And then we can find the number of k-dimensional holes by computing the “size” or dimension of the k-th homology group which we can compute with:
Great. We’ve finally got to the point where given a simplicial complex we can find the holes in that complex, so that takes care of homology but what about persistence? Well going back to how we created the complex in the first place remember the first step was to choose a distance r which we used as a criteria to connect points; so how do we know which value of r to choose? The idea is that instead of choosing a single value of r we use a range of values, we compute the homology groups for each r and we take note of those holes which persist over a range of distance thresholds; we can consider those holes to be significant features of our data, while holes that appear but quickly close as r increases can be considered as “noise” or insignificant. Often we create a barcode plot to visualize this and we can see how one of these is produced below, using the example of finding 1-dimensional holes in Messi’s data:
Here on the x-axis is the distance r used to build the complex and the bars which are plotted represent the distances at which holes appear up to when holes are “covered”; the bars highlighted in red are the ones which have persisted for distances over a range of 2 meters. Essentially we see 3 significant holes appear around the range of r=15 meters. Let’s look at what the simplicial complex looks like for both Messi and Ronaldo using r=15, along with the barcode plots for 0-dimensional and 1-dimensional holes:
As mentioned with Messi, we see the 1-dimensional holes appear in his action map and with Ronaldo we don’t see any clear holes appear in his map. Instead, with Ronaldo we see that there seems to be several disconnected components, which we can also see in the 0-dimensional barcode plot. With Messi we see that components connect rather quickly, meaning they are quite clustered and this can also explain the 1-dimensional holes which appear; however, Ronaldo’s actions are quite dispersed which is why the 0-dimensional holes have such a slow drop off and no-significant 1-dimensional holes appear.
Now this was only a single match (from 2015), so how conclusive could it actually be? Well, let’s look at some other Clasicos from over the years:
So we see that the patterns we found in both Messi’s and Ronaldo’s play styles have also persisted over the years, and more interestingly how different they have always been as players despite the similarity in their goal and award tallies. But in a footballing context what might this mean? The holes in Messi’s map are quite literally groups of Madrid players, and represents how Messi slips around/through the midfield press, has a bit of freedom between the midfield and defensive lines before having to circumvent the Madrid’s defense again.
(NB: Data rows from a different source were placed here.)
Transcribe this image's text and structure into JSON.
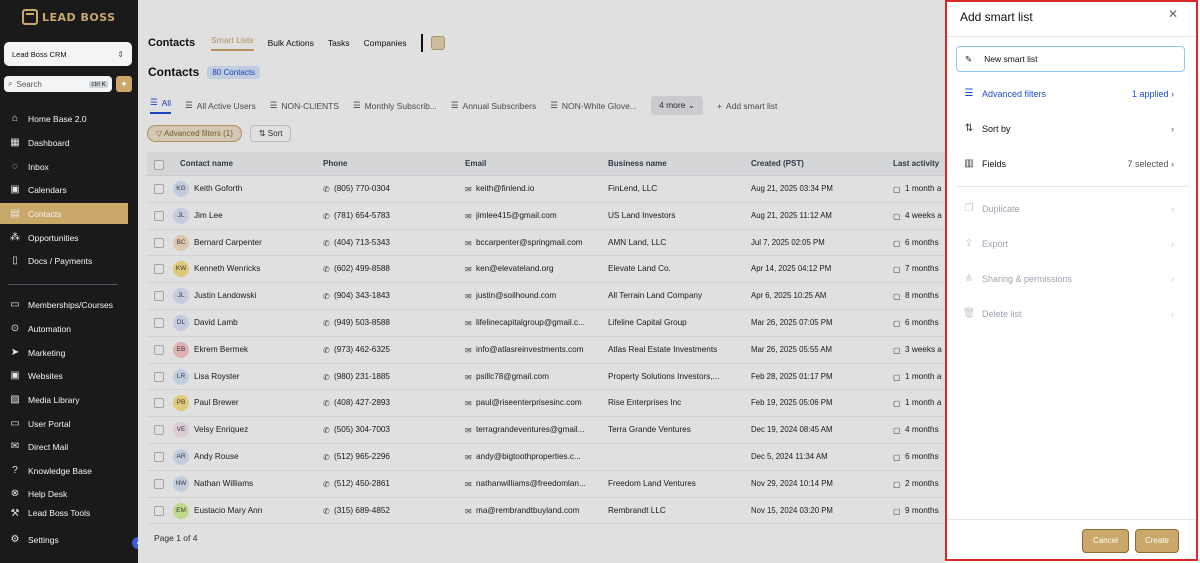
{
  "sidebar": {
    "logo_text": "LEAD BOSS",
    "account": "Lead Boss CRM",
    "search_placeholder": "Search",
    "search_kbd": "ctrl K",
    "items": [
      {
        "label": "Home Base 2.0",
        "icon": "home-icon"
      },
      {
        "label": "Dashboard",
        "icon": "dashboard-icon"
      },
      {
        "label": "Inbox",
        "icon": "chat-icon"
      },
      {
        "label": "Calendars",
        "icon": "calendar-icon"
      },
      {
        "label": "Contacts",
        "icon": "contacts-icon",
        "active": true
      },
      {
        "label": "Opportunities",
        "icon": "opportunities-icon"
      },
      {
        "label": "Docs / Payments",
        "icon": "docs-icon"
      },
      {
        "label": "Memberships/Courses",
        "icon": "monitor-icon"
      },
      {
        "label": "Automation",
        "icon": "automation-icon"
      },
      {
        "label": "Marketing",
        "icon": "send-icon"
      },
      {
        "label": "Websites",
        "icon": "websites-icon"
      },
      {
        "label": "Media Library",
        "icon": "media-icon"
      },
      {
        "label": "User Portal",
        "icon": "portal-icon"
      },
      {
        "label": "Direct Mail",
        "icon": "mail-icon"
      },
      {
        "label": "Knowledge Base",
        "icon": "help-icon"
      },
      {
        "label": "Help Desk",
        "icon": "lifebuoy-icon"
      },
      {
        "label": "Lead Boss Tools",
        "icon": "tools-icon"
      }
    ],
    "settings": "Settings"
  },
  "topnav": {
    "title": "Contacts",
    "tabs": [
      "Smart Lists",
      "Bulk Actions",
      "Tasks",
      "Companies"
    ]
  },
  "heading": {
    "title": "Contacts",
    "count": "80 Contacts"
  },
  "list_tabs": [
    "All",
    "All Active Users",
    "NON-CLIENTS",
    "Monthly Subscrib...",
    "Annual Subscribers",
    "NON-White Glove..."
  ],
  "more_label": "4 more",
  "add_smart_list": "Add smart list",
  "filters": {
    "advanced": "Advanced filters (1)",
    "sort": "Sort"
  },
  "table": {
    "columns": [
      "Contact name",
      "Phone",
      "Email",
      "Business name",
      "Created (PST)",
      "Last activity"
    ],
    "rows": [
      {
        "initials": "KG",
        "name": "Keith Goforth",
        "phone": "(805) 770-0304",
        "email": "keith@finlend.io",
        "business": "FinLend, LLC",
        "created": "Aug 21, 2025 03:34 PM",
        "activity": "1 month a"
      },
      {
        "initials": "JL",
        "name": "Jim Lee",
        "phone": "(781) 654-5783",
        "email": "jimlee415@gmail.com",
        "business": "US Land Investors",
        "created": "Aug 21, 2025 11:12 AM",
        "activity": "4 weeks a"
      },
      {
        "initials": "BC",
        "name": "Bernard Carpenter",
        "phone": "(404) 713-5343",
        "email": "bccarpenter@springmail.com",
        "business": "AMN Land, LLC",
        "created": "Jul 7, 2025 02:05 PM",
        "activity": "6 months"
      },
      {
        "initials": "KW",
        "name": "Kenneth Wenricks",
        "phone": "(602) 499-8588",
        "email": "ken@elevateland.org",
        "business": "Elevate Land Co.",
        "created": "Apr 14, 2025 04:12 PM",
        "activity": "7 months"
      },
      {
        "initials": "JL",
        "name": "Justin Landowski",
        "phone": "(904) 343-1843",
        "email": "justin@soilhound.com",
        "business": "All Terrain Land Company",
        "created": "Apr 6, 2025 10:25 AM",
        "activity": "8 months"
      },
      {
        "initials": "DL",
        "name": "David Lamb",
        "phone": "(949) 503-8588",
        "email": "lifelinecapitalgroup@gmail.c...",
        "business": "Lifeline Capital Group",
        "created": "Mar 26, 2025 07:05 PM",
        "activity": "6 months"
      },
      {
        "initials": "EB",
        "name": "Ekrem Bermek",
        "phone": "(973) 462-6325",
        "email": "info@atlasreinvestments.com",
        "business": "Atlas Real Estate Investments",
        "created": "Mar 26, 2025 05:55 AM",
        "activity": "3 weeks a"
      },
      {
        "initials": "LR",
        "name": "Lisa Royster",
        "phone": "(980) 231-1885",
        "email": "psillc78@gmail.com",
        "business": "Property Solutions Investors,...",
        "created": "Feb 28, 2025 01:17 PM",
        "activity": "1 month a"
      },
      {
        "initials": "PB",
        "name": "Paul Brewer",
        "phone": "(408) 427-2893",
        "email": "paul@riseenterprisesinc.com",
        "business": "Rise Enterprises Inc",
        "created": "Feb 19, 2025 05:06 PM",
        "activity": "1 month a"
      },
      {
        "initials": "VE",
        "name": "Velsy Enriquez",
        "phone": "(505) 304-7003",
        "email": "terragrandeventures@gmail...",
        "business": "Terra Grande Ventures",
        "created": "Dec 19, 2024 08:45 AM",
        "activity": "4 months"
      },
      {
        "initials": "AR",
        "name": "Andy Rouse",
        "phone": "(512) 965-2296",
        "email": "andy@bigtoothproperties.c...",
        "business": "",
        "created": "Dec 5, 2024 11:34 AM",
        "activity": "6 months"
      },
      {
        "initials": "NW",
        "name": "Nathan Williams",
        "phone": "(512) 450-2861",
        "email": "nathanwilliams@freedomlan...",
        "business": "Freedom Land Ventures",
        "created": "Nov 29, 2024 10:14 PM",
        "activity": "2 months"
      },
      {
        "initials": "EM",
        "name": "Eustacio Mary Ann",
        "phone": "(315) 689-4852",
        "email": "ma@rembrandtbuyland.com",
        "business": "Rembrandt LLC",
        "created": "Nov 15, 2024 03:20 PM",
        "activity": "9 months"
      }
    ]
  },
  "pager": "Page 1 of 4",
  "panel": {
    "title": "Add smart list",
    "name_value": "New smart list",
    "rows": [
      {
        "label": "Advanced filters",
        "right": "1 applied",
        "icon": "filter-icon"
      },
      {
        "label": "Sort by",
        "right": "",
        "icon": "sort-icon"
      },
      {
        "label": "Fields",
        "right": "7 selected",
        "icon": "columns-icon"
      },
      {
        "label": "Duplicate",
        "right": "",
        "icon": "copy-icon"
      },
      {
        "label": "Export",
        "right": "",
        "icon": "export-icon"
      },
      {
        "label": "Sharing & permissions",
        "right": "",
        "icon": "share-icon"
      },
      {
        "label": "Delete list",
        "right": "",
        "icon": "trash-icon"
      }
    ],
    "cancel": "Cancel",
    "create": "Create"
  },
  "colors": {
    "accent": "#c9a86a",
    "blue": "#1d4ed8",
    "highlight": "#dc2626"
  }
}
Moreover, we see his reluctance to play into the corners of the pitch, instead cutting in onto his left foot and drifting into the center of the pitch well before the 18-yard box. By contrast, the void in Ronaldo’s map indicates his actions are typically split in two: either he is involved in some build-up play around the middle of the pitch or he is running onto through balls or crosses played into him in the final third. Otherwise his runs from midfield are far more direct compared to Messi, who mazes in and out of players.
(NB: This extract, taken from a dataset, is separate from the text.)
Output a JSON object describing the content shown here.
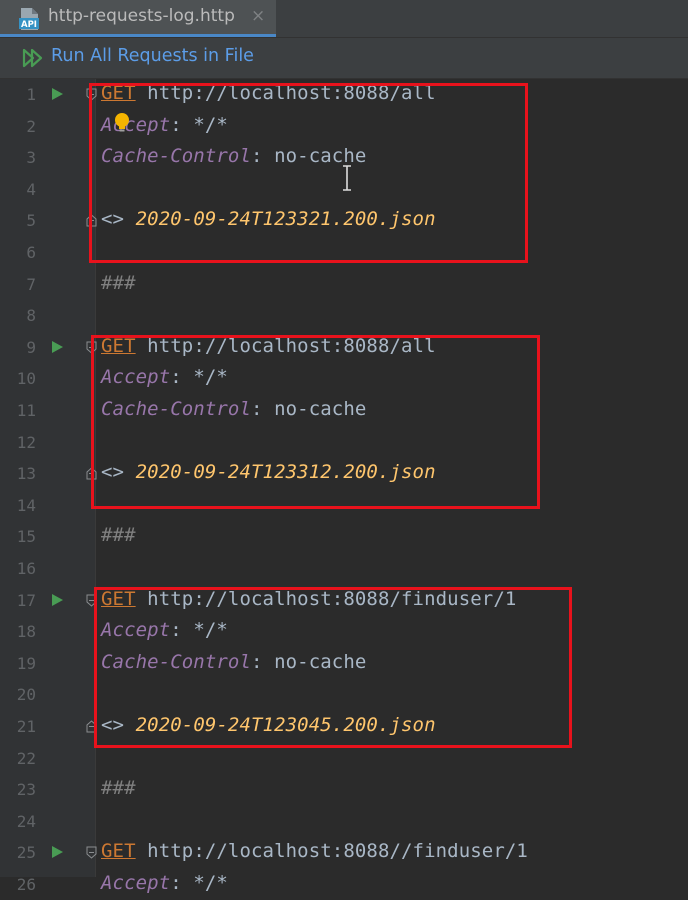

I’ll end off this blog with clips from both players that really puts the analysis in context and highlights the difference in styles: